Filter the entries below down to the lines that hold "Tailwind".

DATASET CONTENT

++++

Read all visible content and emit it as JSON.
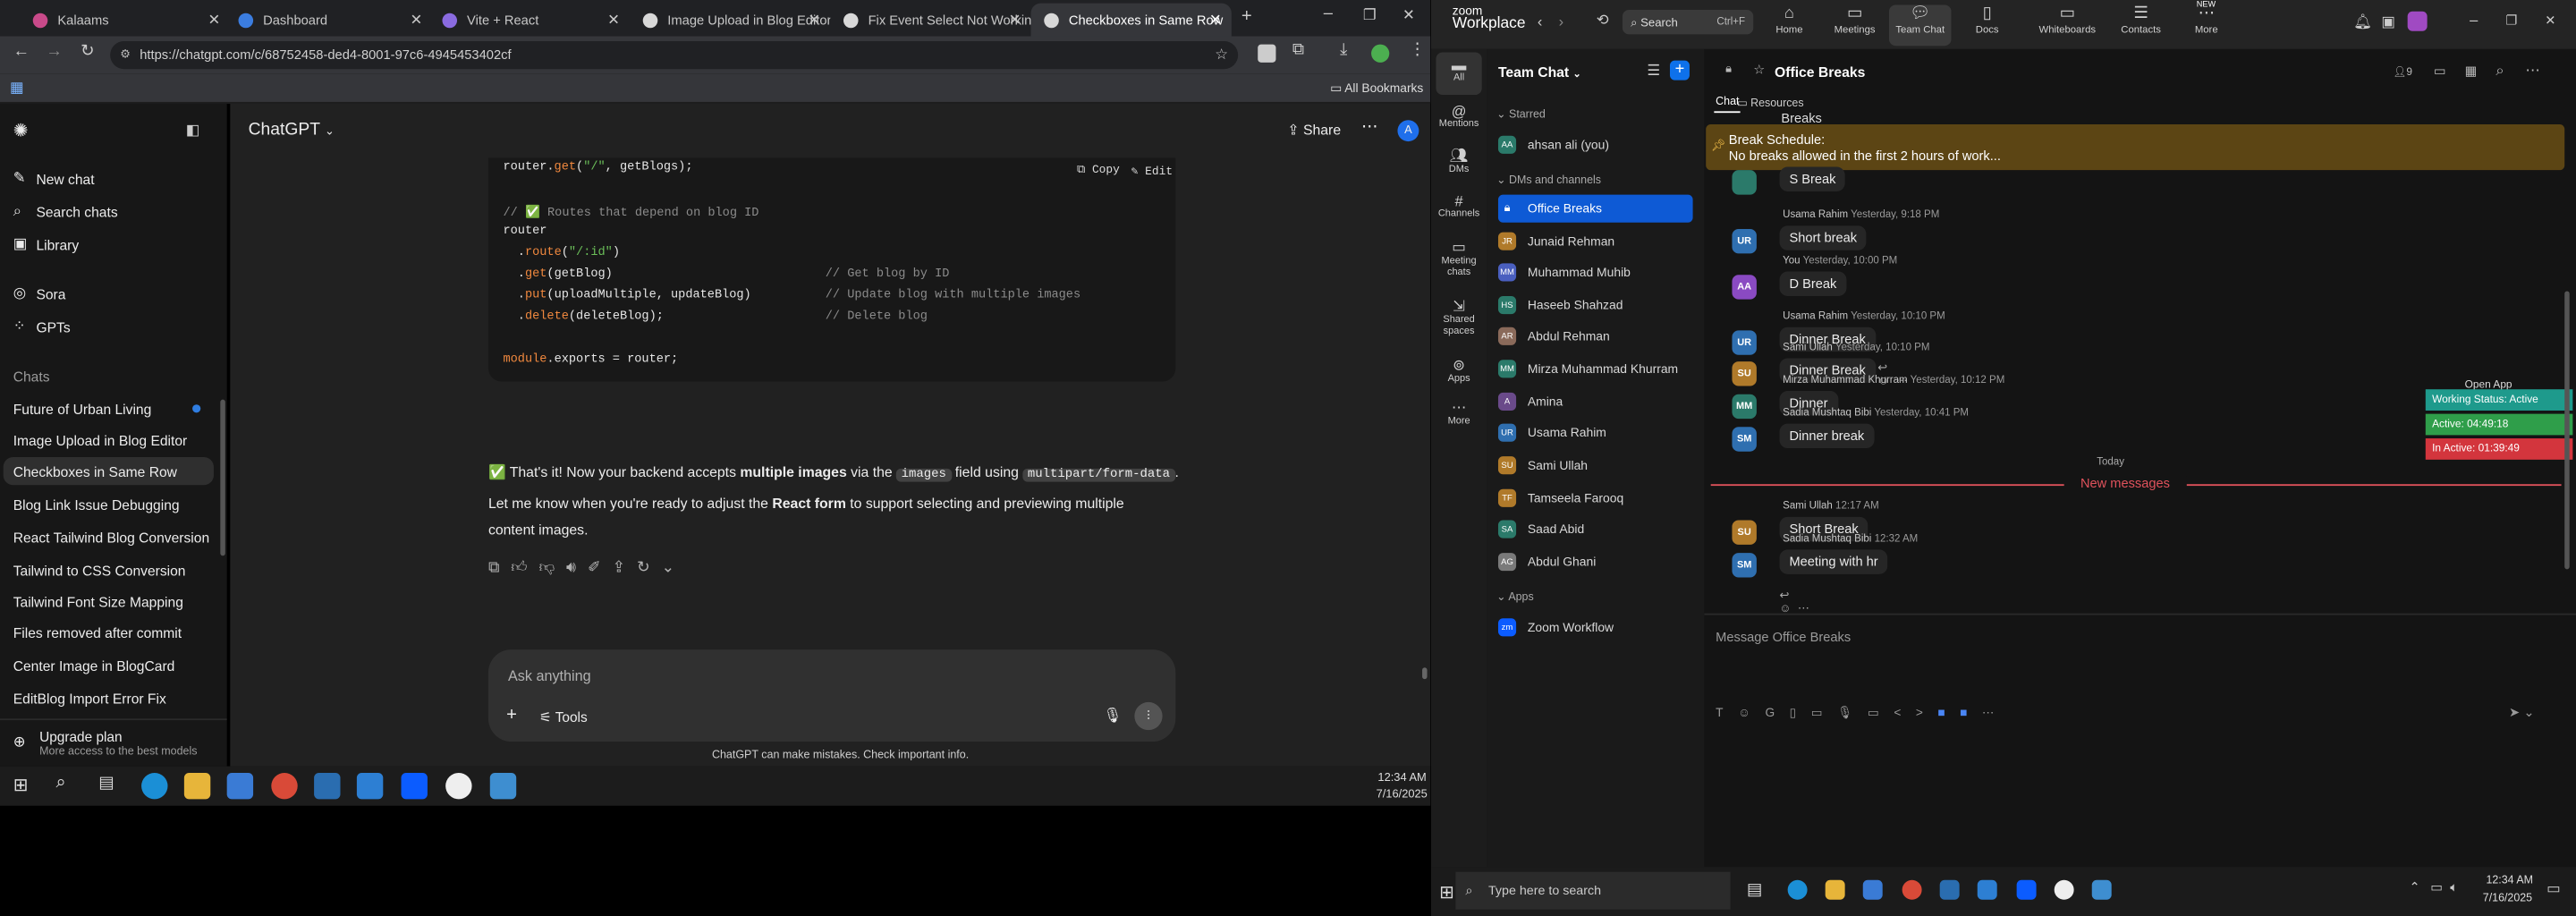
{
  "browser": {
    "tabs": [
      {
        "label": "Kalaams",
        "color": "#c94a8a"
      },
      {
        "label": "Dashboard",
        "color": "#3b7de0"
      },
      {
        "label": "Vite + React",
        "color": "#8a6be0"
      },
      {
        "label": "Image Upload in Blog Editor",
        "color": "#d8d8d8"
      },
      {
        "label": "Fix Event Select Not Working",
        "color": "#d8d8d8"
      },
      {
        "label": "Checkboxes in Same Row",
        "color": "#d8d8d8"
      }
    ],
    "url": "https://chatgpt.com/c/68752458-ded4-8001-97c6-4945453402cf",
    "bookmarks_label": "All Bookmarks"
  },
  "chatgpt": {
    "sidebar": {
      "new_chat": "New chat",
      "search": "Search chats",
      "library": "Library",
      "sora": "Sora",
      "gpts": "GPTs",
      "chats_header": "Chats",
      "chats": [
        "Future of Urban Living",
        "Image Upload in Blog Editor",
        "Checkboxes in Same Row",
        "Blog Link Issue Debugging",
        "React Tailwind Blog Conversion",
        "Tailwind to CSS Conversion",
        "Tailwind Font Size Mapping",
        "Files removed after commit",
        "Center Image in BlogCard",
        "EditBlog Import Error Fix"
      ],
      "upgrade_title": "Upgrade plan",
      "upgrade_sub": "More access to the best models"
    },
    "header": {
      "model": "ChatGPT",
      "share": "Share",
      "avatar": "A"
    },
    "code": {
      "copy": "Copy",
      "edit": "Edit",
      "l1a": "router.",
      "l1b": "get",
      "l1c": "(",
      "l1d": "\"/\"",
      "l1e": ", getBlogs);",
      "l2": "// ✅ Routes that depend on blog ID",
      "l3": "router",
      "l4a": "  .",
      "l4b": "route",
      "l4c": "(",
      "l4d": "\"/:id\"",
      "l4e": ")",
      "l5a": "  .",
      "l5b": "get",
      "l5c": "(getBlog)",
      "l5d": "// Get blog by ID",
      "l6a": "  .",
      "l6b": "put",
      "l6c": "(uploadMultiple, updateBlog)",
      "l6d": "// Update blog with multiple images",
      "l7a": "  .",
      "l7b": "delete",
      "l7c": "(deleteBlog);",
      "l7d": "// Delete blog",
      "l8a": "module",
      "l8b": ".exports = router;"
    },
    "answer": {
      "p1a": "✅ That's it! Now your backend accepts ",
      "p1b": "multiple images",
      "p1c": " via the ",
      "p1d": "images",
      "p1e": " field using ",
      "p1f": "multipart/form-data",
      "p1g": ".",
      "p2a": "Let me know when you're ready to adjust the ",
      "p2b": "React form",
      "p2c": " to support selecting and previewing multiple",
      "p3": "content images."
    },
    "composer": {
      "placeholder": "Ask anything",
      "tools": "Tools"
    },
    "disclaimer": "ChatGPT can make mistakes. Check important info."
  },
  "left_taskbar": {
    "time": "12:34 AM",
    "date": "7/16/2025"
  },
  "zoom": {
    "brand_top": "zoom",
    "brand_bottom": "Workplace",
    "search": "Search",
    "shortcut": "Ctrl+F",
    "nav": [
      "Home",
      "Meetings",
      "Team Chat",
      "Docs",
      "Whiteboards",
      "Contacts",
      "More"
    ],
    "new_badge": "NEW",
    "rail": [
      "All",
      "Mentions",
      "DMs",
      "Channels",
      "Meeting chats",
      "Shared spaces",
      "Apps",
      "More"
    ],
    "list_title": "Team Chat",
    "starred": "Starred",
    "starred_items": [
      "ahsan ali (you)"
    ],
    "dms_header": "DMs and channels",
    "items": [
      "Office Breaks",
      "Junaid Rehman",
      "Muhammad Muhib",
      "Haseeb Shahzad",
      "Abdul Rehman",
      "Mirza Muhammad Khurram",
      "Amina",
      "Usama Rahim",
      "Sami Ullah",
      "Tamseela Farooq",
      "Saad Abid",
      "Abdul Ghani"
    ],
    "apps_header": "Apps",
    "apps": [
      "Zoom Workflow"
    ],
    "channel": "Office Breaks",
    "tab_chat": "Chat",
    "tab_resources": "Resources",
    "members": "9",
    "banner_title": "Break Schedule:",
    "banner_text": "No breaks allowed in the first 2 hours of work...",
    "top_clip": "Breaks",
    "messages": [
      {
        "av": "",
        "name": "",
        "time": "",
        "text": "S Break"
      },
      {
        "av": "UR",
        "name": "Usama Rahim",
        "time": "Yesterday, 9:18 PM",
        "text": "Short break"
      },
      {
        "av": "AA",
        "name": "You",
        "time": "Yesterday, 10:00 PM",
        "text": "D Break"
      },
      {
        "av": "UR",
        "name": "Usama Rahim",
        "time": "Yesterday, 10:10 PM",
        "text": "Dinner Break"
      },
      {
        "av": "SU",
        "name": "Sami Ullah",
        "time": "Yesterday, 10:10 PM",
        "text": "Dinner Break"
      },
      {
        "av": "MM",
        "name": "Mirza Muhammad Khurram",
        "time": "Yesterday, 10:12 PM",
        "text": "Dinner"
      },
      {
        "av": "SM",
        "name": "Sadia Mushtaq Bibi",
        "time": "Yesterday, 10:41 PM",
        "text": "Dinner break"
      },
      {
        "av": "SU",
        "name": "Sami Ullah",
        "time": "12:17 AM",
        "text": "Short Break"
      },
      {
        "av": "SM",
        "name": "Sadia Mushtaq Bibi",
        "time": "12:32 AM",
        "text": "Meeting with hr"
      }
    ],
    "today": "Today",
    "new_messages": "New messages",
    "composer_placeholder": "Message Office Breaks",
    "open_app": "Open App",
    "status": {
      "working": "Working Status: Active",
      "active": "Active: 04:49:18",
      "inactive": "In Active: 01:39:49"
    }
  },
  "right_taskbar": {
    "search": "Type here to search",
    "time": "12:34 AM",
    "date": "7/16/2025"
  },
  "colors": {
    "accent": "#0e71eb",
    "selected": "#0e5ad5",
    "new_messages": "#e0525c",
    "status_green": "#2f9e4a",
    "status_red": "#d3353d",
    "status_teal": "#1e9a8c"
  }
}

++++

SOLUTION TO THE PROBLEM
        "React Tailwind Blog Conversion",
        "Tailwind to CSS Conversion",
        "Tailwind Font Size Mapping",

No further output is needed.